From that first meeting, a friendship blossomed. Dye's admiration for the author seemed to only deepen. "I'm 13 years younger than she was, but I remember growing up in a small Southern town in the late '40s and '50s," Dye said. "I've lived my life in the Southeastern Conference, as a football player and a coach, and seen how much the state has changed. And I knew what it took, how much guts, for her to put down on the page what was going on, for her to have enough foresight and wisdom to look at it from a different perspective. I don’t know anything about literature, but I know something about growing up in the South, and what it took in the way of courage to write that book."

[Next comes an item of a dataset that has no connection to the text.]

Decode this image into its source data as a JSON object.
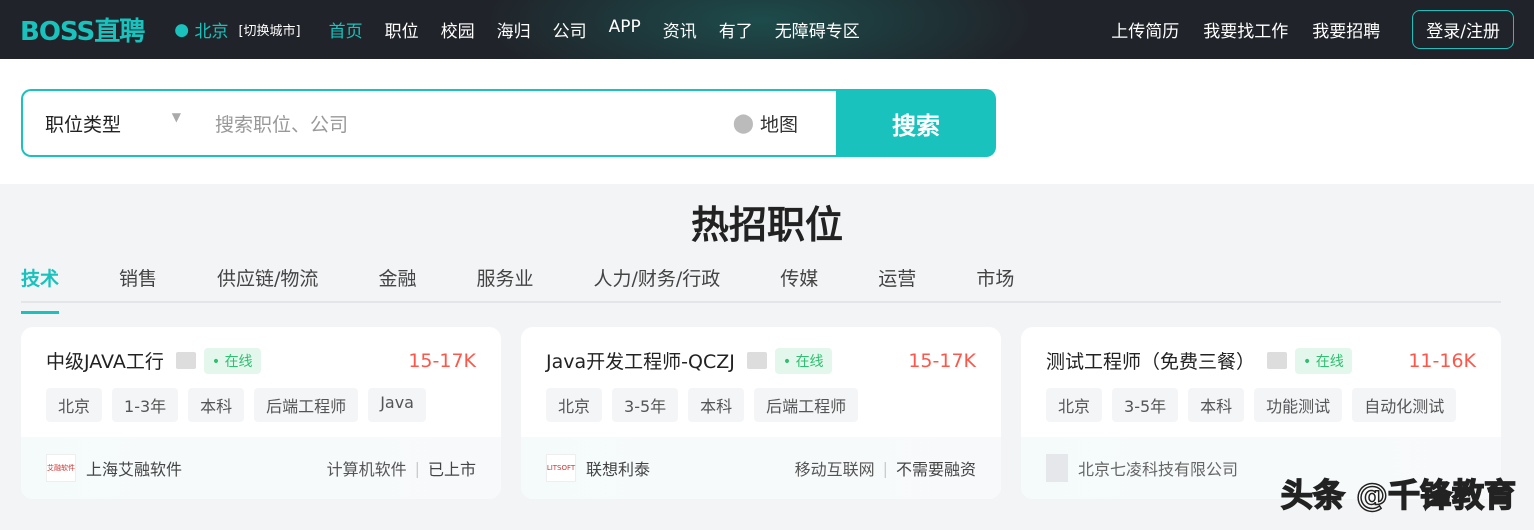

Dye and Lee corresponded by letter, and Dye would stop by Monroeville when his schedule allowed. "She liked to have a drink in the afternoon, and she loved chocolate. So I'd always take her a sack of chocolate candy and a bottle when I went down there. That would get me in the door," Dye laughed. 

The last time Dye dropped in on Lee was, he estimated, about a year and a half before she died. He had spoken the following evening at the Auburn club in Biloxi, and drove in to Monroeville early. "Course, it wasn't visiting hours," Dye said. "I came in the nursing home, and she was still asleep. I said 'Well, get her up!' And she came wheeling down the hall, sure enough. We spent about two hours together talking and laughing, she would kid me, and I’d kid her. Her friendship was special to me."

"I'm not a hero kind of guy," Dye added. "Presidents, they don't impress me. But that woman was a hero to me."